A beautiful but muggy start this morning but by the time I'd completed my tasks with the Conservation Team the heavens had finally opened.
On my usual walk through New Hare Covert I was lucky enough to get good views of Coal Tit, Willow Tit and for the first time in ages on the reserve Goldcrest, all of which were feeding in one of the golf course Pine Trees. Fewer butterflies than of late but I still managed Small White, Gatekeeper, Peacock and Speckled Wood.
The Lapwing population (pictured) at the reserve continues to increase and the current numbers are probably up to circa 800, a great sight when the flock are put up, a Sparrowhawk the culprit once again at around 7.30am.
As the River Avon is currently running high the River Pool remains the same with water breaking over the bund and into Teal Pool but to be honest very little was on show. Despite this several large Carp were basking quite close to the hide, one of which resembled a Koi Carp, extremely red in colour against the others, which were probably Common.
East Marsh Pool is still suffering from lack of waders due to the recent rain eliminating the muddy areas, apart from a lone Oystercatcher, but offered the usual waterfowl which included Shoveler, Teal, Tufted, Mallard and increasing numbers of Canada and Greylag, 2 Common Tern (1 of which is a Juvenile) were also still present this afternoon.

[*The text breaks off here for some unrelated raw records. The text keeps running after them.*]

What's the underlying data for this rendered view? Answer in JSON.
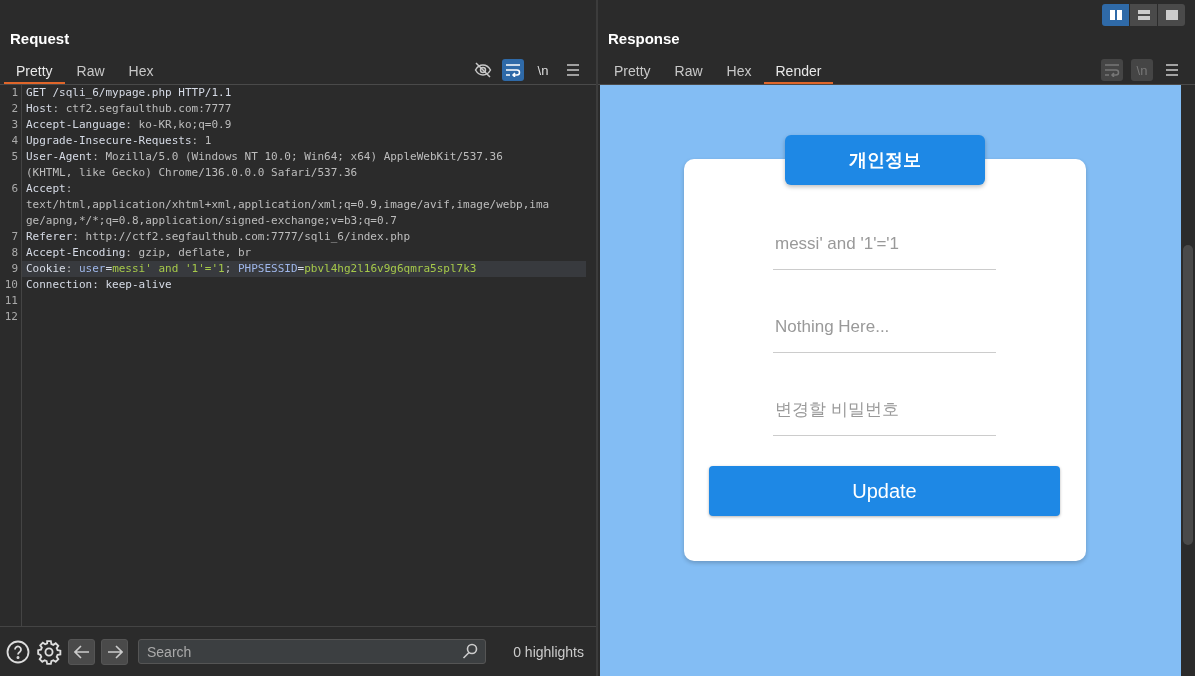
{
  "layout_toggle": [
    {
      "kind": "columns",
      "selected": true
    },
    {
      "kind": "rows",
      "selected": false
    },
    {
      "kind": "single",
      "selected": false
    }
  ],
  "request": {
    "title": "Request",
    "tabs": [
      {
        "label": "Pretty",
        "selected": true
      },
      {
        "label": "Raw",
        "selected": false
      },
      {
        "label": "Hex",
        "selected": false
      }
    ],
    "tools": [
      {
        "kind": "eye-off",
        "on": false
      },
      {
        "kind": "wrap",
        "on": true
      },
      {
        "kind": "newline",
        "text": "\\n",
        "on": false
      },
      {
        "kind": "menu",
        "on": false
      }
    ],
    "lines": [
      {
        "number": "1",
        "highlighted": false,
        "rows": [
          [
            {
              "text": "GET /sqli_6/mypage.php HTTP/1.1",
              "kind": "name"
            }
          ]
        ]
      },
      {
        "number": "2",
        "highlighted": false,
        "rows": [
          [
            {
              "text": "Host",
              "kind": "name"
            },
            {
              "text": ": ctf2.segfaulthub.com:7777",
              "kind": "value"
            }
          ]
        ]
      },
      {
        "number": "3",
        "highlighted": false,
        "rows": [
          [
            {
              "text": "Accept-Language",
              "kind": "name"
            },
            {
              "text": ": ko-KR,ko;q=0.9",
              "kind": "value"
            }
          ]
        ]
      },
      {
        "number": "4",
        "highlighted": false,
        "rows": [
          [
            {
              "text": "Upgrade-Insecure-Requests",
              "kind": "name"
            },
            {
              "text": ": 1",
              "kind": "value"
            }
          ]
        ]
      },
      {
        "number": "5",
        "highlighted": false,
        "rows": [
          [
            {
              "text": "User-Agent",
              "kind": "name"
            },
            {
              "text": ": Mozilla/5.0 (Windows NT 10.0; Win64; x64) AppleWebKit/537.36",
              "kind": "value"
            }
          ],
          [
            {
              "text": "(KHTML, like Gecko) Chrome/136.0.0.0 Safari/537.36",
              "kind": "value"
            }
          ]
        ]
      },
      {
        "number": "6",
        "highlighted": false,
        "rows": [
          [
            {
              "text": "Accept",
              "kind": "name"
            },
            {
              "text": ":",
              "kind": "value"
            }
          ],
          [
            {
              "text": "text/html,application/xhtml+xml,application/xml;q=0.9,image/avif,image/webp,ima",
              "kind": "value"
            }
          ],
          [
            {
              "text": "ge/apng,*/*;q=0.8,application/signed-exchange;v=b3;q=0.7",
              "kind": "value"
            }
          ]
        ]
      },
      {
        "number": "7",
        "highlighted": false,
        "rows": [
          [
            {
              "text": "Referer",
              "kind": "name"
            },
            {
              "text": ": http://ctf2.segfaulthub.com:7777/sqli_6/index.php",
              "kind": "value"
            }
          ]
        ]
      },
      {
        "number": "8",
        "highlighted": false,
        "rows": [
          [
            {
              "text": "Accept-Encoding",
              "kind": "name"
            },
            {
              "text": ": gzip, deflate, br",
              "kind": "value"
            }
          ]
        ]
      },
      {
        "number": "9",
        "highlighted": true,
        "rows": [
          [
            {
              "text": "Cookie",
              "kind": "name"
            },
            {
              "text": ": ",
              "kind": "value"
            },
            {
              "text": "user",
              "kind": "param"
            },
            {
              "text": "=",
              "kind": "name"
            },
            {
              "text": "messi' and '1'='1",
              "kind": "green"
            },
            {
              "text": "; ",
              "kind": "value"
            },
            {
              "text": "PHPSESSID",
              "kind": "param"
            },
            {
              "text": "=",
              "kind": "name"
            },
            {
              "text": "pbvl4hg2l16v9g6qmra5spl7k3",
              "kind": "green"
            }
          ]
        ]
      },
      {
        "number": "10",
        "highlighted": false,
        "rows": [
          [
            {
              "text": "Connection: keep-alive",
              "kind": "name"
            }
          ]
        ]
      },
      {
        "number": "11",
        "highlighted": false,
        "rows": [
          []
        ]
      },
      {
        "number": "12",
        "highlighted": false,
        "rows": [
          []
        ]
      }
    ],
    "footer": {
      "search": {
        "placeholder": "Search"
      },
      "highlights": "0 highlights"
    }
  },
  "response": {
    "title": "Response",
    "tabs": [
      {
        "label": "Pretty",
        "selected": false
      },
      {
        "label": "Raw",
        "selected": false
      },
      {
        "label": "Hex",
        "selected": false
      },
      {
        "label": "Render",
        "selected": true
      }
    ],
    "tools": [
      {
        "kind": "wrap",
        "disabled": true
      },
      {
        "kind": "newline",
        "text": "\\n",
        "disabled": true
      },
      {
        "kind": "menu",
        "disabled": false
      }
    ],
    "render": {
      "heading": "개인정보",
      "fields": [
        {
          "value": "messi' and '1'='1"
        },
        {
          "placeholder": "Nothing Here..."
        },
        {
          "placeholder": "변경할 비밀번호"
        }
      ],
      "button": "Update"
    }
  }
}
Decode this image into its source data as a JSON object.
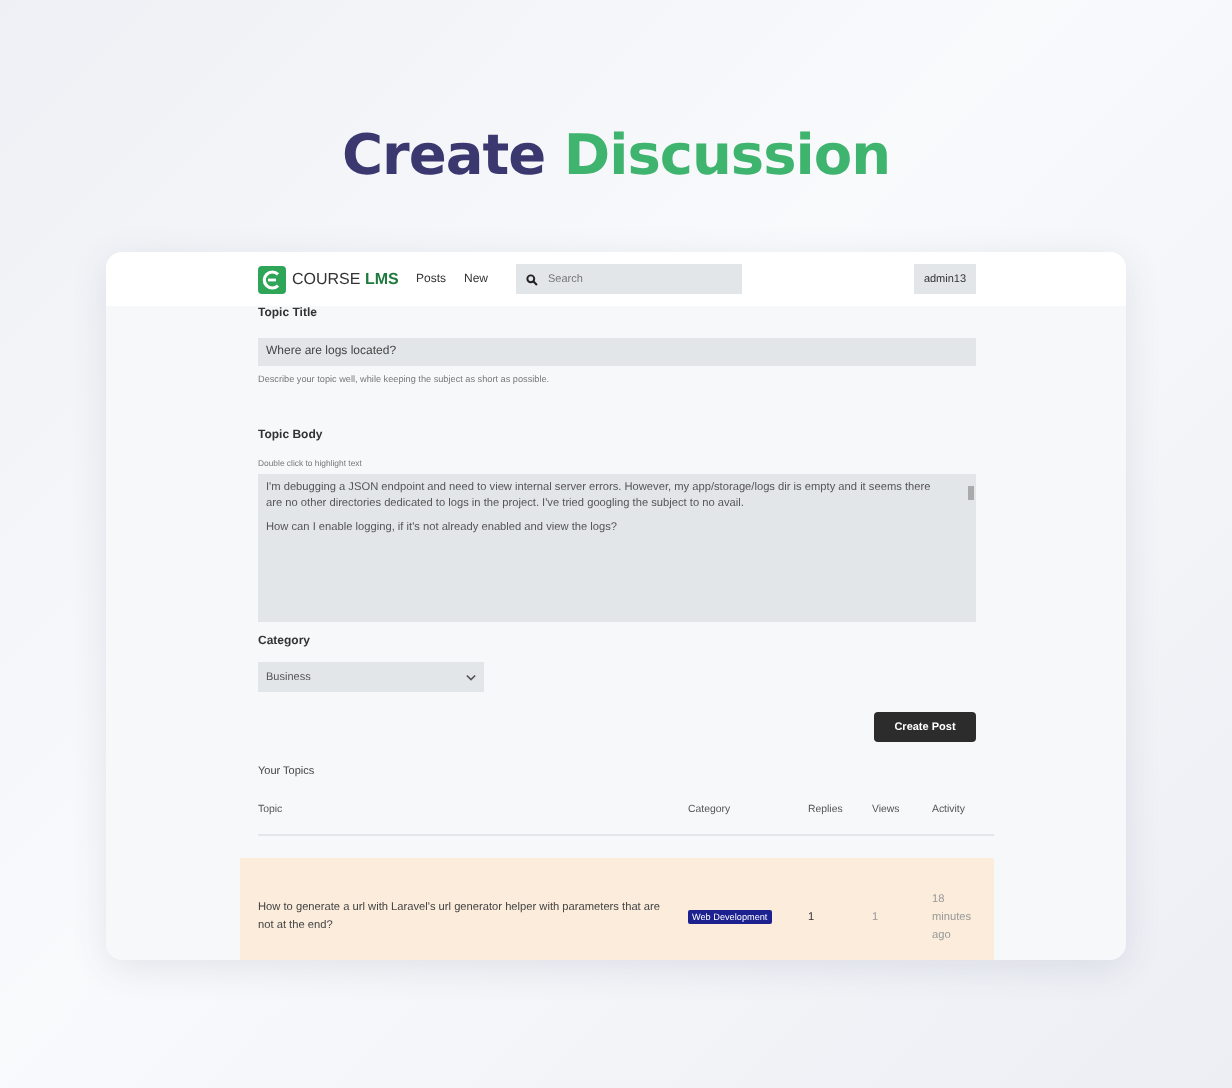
{
  "heading": {
    "lead": "Create",
    "accent": "Discussion"
  },
  "navbar": {
    "logo": {
      "brand": "COURSE",
      "accent": "LMS"
    },
    "links": [
      "Posts",
      "New"
    ],
    "search": {
      "placeholder": "Search"
    },
    "user": "admin13"
  },
  "form": {
    "title_field": {
      "label": "Topic Title",
      "value": "Where are logs located?",
      "hint": "Describe your topic well, while keeping the subject as short as possible."
    },
    "body_field": {
      "label": "Topic Body",
      "hint": "Double click to highlight text",
      "paragraphs": [
        "I'm debugging a JSON endpoint and need to view internal server errors. However, my app/storage/logs dir is empty and it seems there are no other directories dedicated to logs in the project. I've tried googling the subject to no avail.",
        "How can I enable logging, if it's not already enabled and view the logs?"
      ]
    },
    "category_field": {
      "label": "Category",
      "value": "Business"
    },
    "submit": "Create Post"
  },
  "topics": {
    "title": "Your Topics",
    "columns": [
      "Topic",
      "Category",
      "Replies",
      "Views",
      "Activity"
    ],
    "rows": [
      {
        "topic": "How to generate a url with Laravel's url generator helper with parameters that are not at the end?",
        "category": "Web Development",
        "replies": "1",
        "views": "1",
        "activity": "18 minutes ago",
        "highlighted": true
      }
    ]
  }
}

A visit to the Carlton Hide yeilded the best results for Waders, which this morning included Green Sandpiper and Redshank. The Juvenile Little Grebe was also showing and appears to be fending for itself. Although Sand Martins and a few Swallow are still showing well no records today of Swift, which by now are already beginning their journey south, but who came blame them in the current climate?